Enacted by Congress in 1941 the Lend-Lease Act empowered the president to sell, transfer, lend, or lease war supplies—such as equipment, food, and weapons—to American allies during World War II. In exchange for the valuable assistance provided under the Lend-Lease Act (55 Stat. 31 [1941]), the Allies were to comply with the terms set by the president for repayment. The Office of Lend-Lease Administration was created pursuant to the act to oversee the implementation of the program, but this function was later transferred to the State Department.

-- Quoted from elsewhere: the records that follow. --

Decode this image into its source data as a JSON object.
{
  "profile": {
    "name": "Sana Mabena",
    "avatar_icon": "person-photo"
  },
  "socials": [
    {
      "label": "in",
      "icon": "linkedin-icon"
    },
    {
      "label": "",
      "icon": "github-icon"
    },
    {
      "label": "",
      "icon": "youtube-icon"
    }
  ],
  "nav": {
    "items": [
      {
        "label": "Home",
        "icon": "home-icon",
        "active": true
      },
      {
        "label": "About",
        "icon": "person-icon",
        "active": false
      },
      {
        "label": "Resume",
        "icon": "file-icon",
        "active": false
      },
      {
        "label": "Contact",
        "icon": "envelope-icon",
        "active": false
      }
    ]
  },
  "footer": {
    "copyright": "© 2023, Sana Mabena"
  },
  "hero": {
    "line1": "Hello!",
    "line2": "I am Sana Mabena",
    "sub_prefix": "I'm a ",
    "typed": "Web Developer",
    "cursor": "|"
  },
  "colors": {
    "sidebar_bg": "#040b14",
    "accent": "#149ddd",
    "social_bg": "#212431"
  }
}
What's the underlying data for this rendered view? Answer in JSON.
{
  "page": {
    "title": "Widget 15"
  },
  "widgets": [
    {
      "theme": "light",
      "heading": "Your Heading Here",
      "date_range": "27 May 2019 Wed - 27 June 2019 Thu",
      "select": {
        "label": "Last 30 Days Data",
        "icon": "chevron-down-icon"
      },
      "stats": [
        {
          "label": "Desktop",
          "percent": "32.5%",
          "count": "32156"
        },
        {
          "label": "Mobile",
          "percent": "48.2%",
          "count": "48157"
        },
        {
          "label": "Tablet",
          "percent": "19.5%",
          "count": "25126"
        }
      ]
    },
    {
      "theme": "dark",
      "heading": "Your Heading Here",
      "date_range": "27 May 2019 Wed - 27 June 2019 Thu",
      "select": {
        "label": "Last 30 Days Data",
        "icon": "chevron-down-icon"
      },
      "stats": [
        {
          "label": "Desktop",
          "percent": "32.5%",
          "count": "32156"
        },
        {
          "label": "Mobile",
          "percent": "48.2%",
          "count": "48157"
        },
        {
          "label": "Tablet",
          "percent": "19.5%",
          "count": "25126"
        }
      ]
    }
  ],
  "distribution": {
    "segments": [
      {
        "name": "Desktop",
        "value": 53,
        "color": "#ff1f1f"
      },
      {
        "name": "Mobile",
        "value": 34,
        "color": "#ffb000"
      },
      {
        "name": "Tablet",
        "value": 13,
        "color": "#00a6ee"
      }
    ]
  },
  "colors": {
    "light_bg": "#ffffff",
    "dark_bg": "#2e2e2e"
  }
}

Although the Lend-Lease Act was enacted to provide aid to China and the British Empire, eligibility under its provisions was expanded to include all Allies who were essential to the maintenance of the security of the United States. Subsequent reciprocal agreements with countries where American troops were stationed provided that the troops would receive comparable aid while stationed there.

President harry truman ended the lend-lease program in 1945.

West's Encyclopedia of American Law, edition 2. Copyright 2008 The Gale Group, Inc. All rights reserved.
References in periodicals archive ?
This includes types involved in the Lend-Lease program as well as aircraft obtained by other means, such as B-29s interned after landing in the Soviet Union.
My source on the 600 shiploads was Anthony Kubek, chairman, University of Dallas Political Science Department, who wrote in How the Far East Was Lost that "some 600 shiploads of Lend-Lease supplies were sent by the United States across the Pacific to Vladivostok and Siberian ports to use against Japan." Obviously, Lend-Lease locomotives, trucks, tanks, etc., did not reach Russia on fighter planes to Kamchatka.
Senate Nevada's Pat McCarran rose to speak against Lend-Lease. "If this bill is passed," said the Senator, "every boy who goes into the Army next month will be going for good.